Items from an interface collection:

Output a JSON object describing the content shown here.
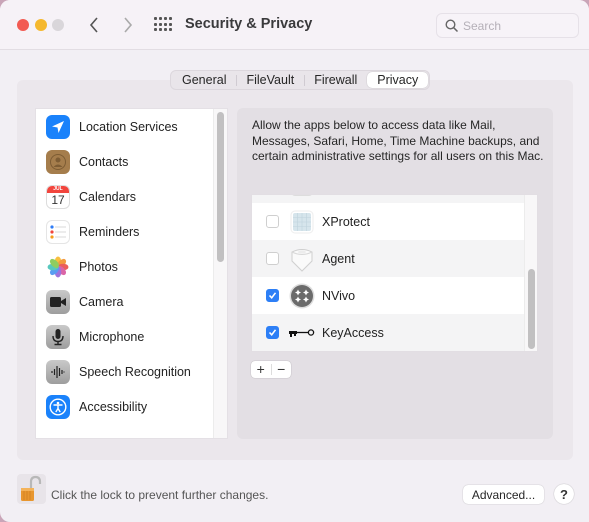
{
  "window": {
    "title": "Security & Privacy",
    "search_placeholder": "Search"
  },
  "tabs": [
    {
      "label": "General",
      "active": false
    },
    {
      "label": "FileVault",
      "active": false
    },
    {
      "label": "Firewall",
      "active": false
    },
    {
      "label": "Privacy",
      "active": true
    }
  ],
  "categories": [
    {
      "label": "Location Services",
      "icon": "location-icon"
    },
    {
      "label": "Contacts",
      "icon": "contacts-icon"
    },
    {
      "label": "Calendars",
      "icon": "calendar-icon",
      "calendar_month": "JUL",
      "calendar_day": "17"
    },
    {
      "label": "Reminders",
      "icon": "reminders-icon"
    },
    {
      "label": "Photos",
      "icon": "photos-icon"
    },
    {
      "label": "Camera",
      "icon": "camera-icon"
    },
    {
      "label": "Microphone",
      "icon": "microphone-icon"
    },
    {
      "label": "Speech Recognition",
      "icon": "speech-icon"
    },
    {
      "label": "Accessibility",
      "icon": "accessibility-icon"
    }
  ],
  "description": "Allow the apps below to access data like Mail, Messages, Safari, Home, Time Machine backups, and certain administrative settings for all users on this Mac.",
  "apps": [
    {
      "name": "XProtect",
      "checked": false,
      "icon": "xprotect-icon"
    },
    {
      "name": "Agent",
      "checked": false,
      "icon": "agent-icon"
    },
    {
      "name": "NVivo",
      "checked": true,
      "icon": "nvivo-icon"
    },
    {
      "name": "KeyAccess",
      "checked": true,
      "icon": "key-icon"
    }
  ],
  "list_controls": {
    "add": "+",
    "remove": "−"
  },
  "footer": {
    "lock_text": "Click the lock to prevent further changes.",
    "advanced_label": "Advanced...",
    "help_label": "?"
  },
  "colors": {
    "accent": "#2d7ff6",
    "close": "#f25a52",
    "minimize": "#f5b82e"
  }
}
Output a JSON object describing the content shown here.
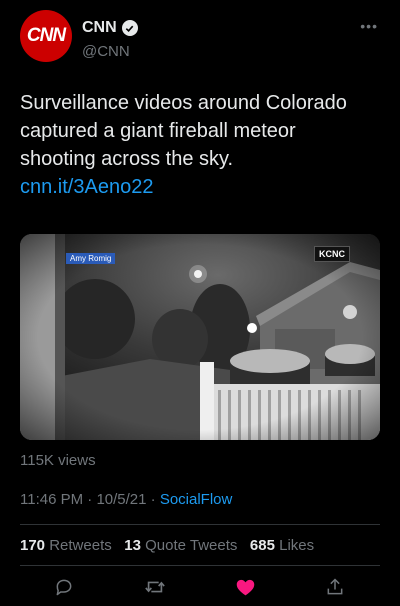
{
  "author": {
    "display_name": "CNN",
    "handle": "@CNN",
    "avatar_text": "CNN",
    "verified": true,
    "avatar_color": "#cc0000"
  },
  "menu": {
    "more_label": "•••"
  },
  "tweet": {
    "text": "Surveillance videos around Colorado captured a giant fireball meteor shooting across the sky. ",
    "link": "cnn.it/3Aeno22"
  },
  "media": {
    "caption_tag": "Amy Romig",
    "station_tag": "KCNC"
  },
  "views": "115K views",
  "meta": {
    "time": "11:46 PM",
    "date": "10/5/21",
    "source": "SocialFlow",
    "sep": " · "
  },
  "stats": {
    "retweets_count": "170",
    "retweets_label": "Retweets",
    "quotes_count": "13",
    "quotes_label": "Quote Tweets",
    "likes_count": "685",
    "likes_label": "Likes"
  },
  "actions": {
    "reply_icon": "reply-icon",
    "retweet_icon": "retweet-icon",
    "like_icon": "heart-icon",
    "share_icon": "share-icon",
    "like_color": "#f91880"
  },
  "colors": {
    "accent": "#1d9bf0",
    "muted": "#71767b",
    "text": "#e7e9ea",
    "background": "#000000"
  }
}
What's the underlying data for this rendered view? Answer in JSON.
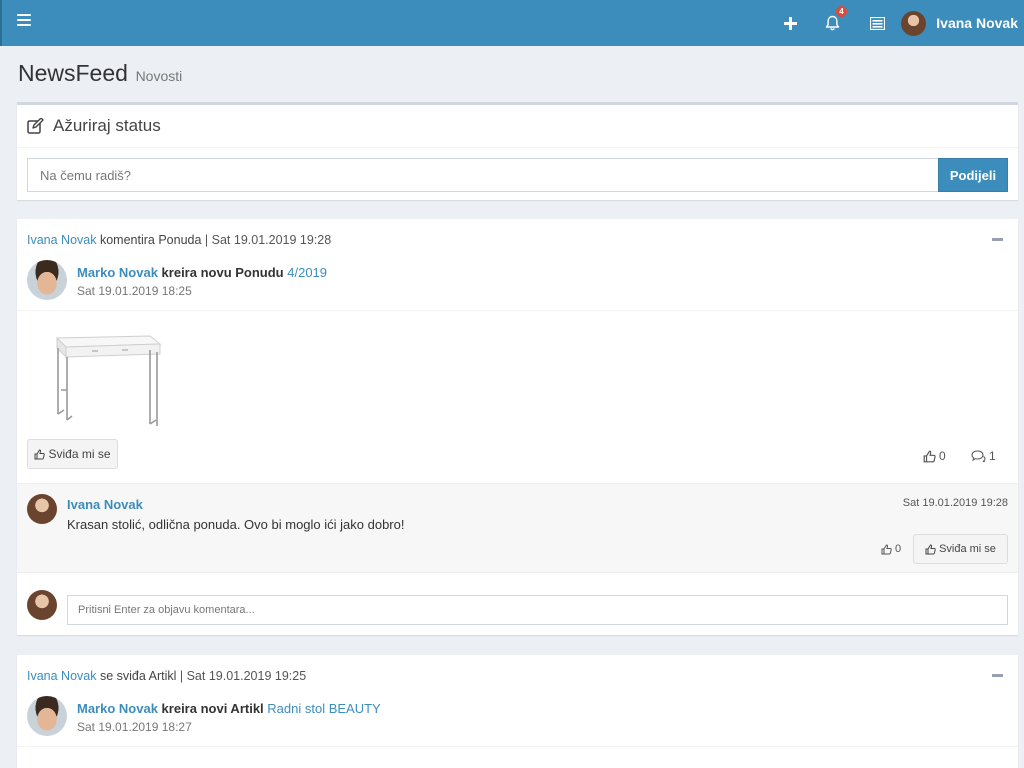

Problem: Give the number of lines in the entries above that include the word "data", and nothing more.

Written answer: 2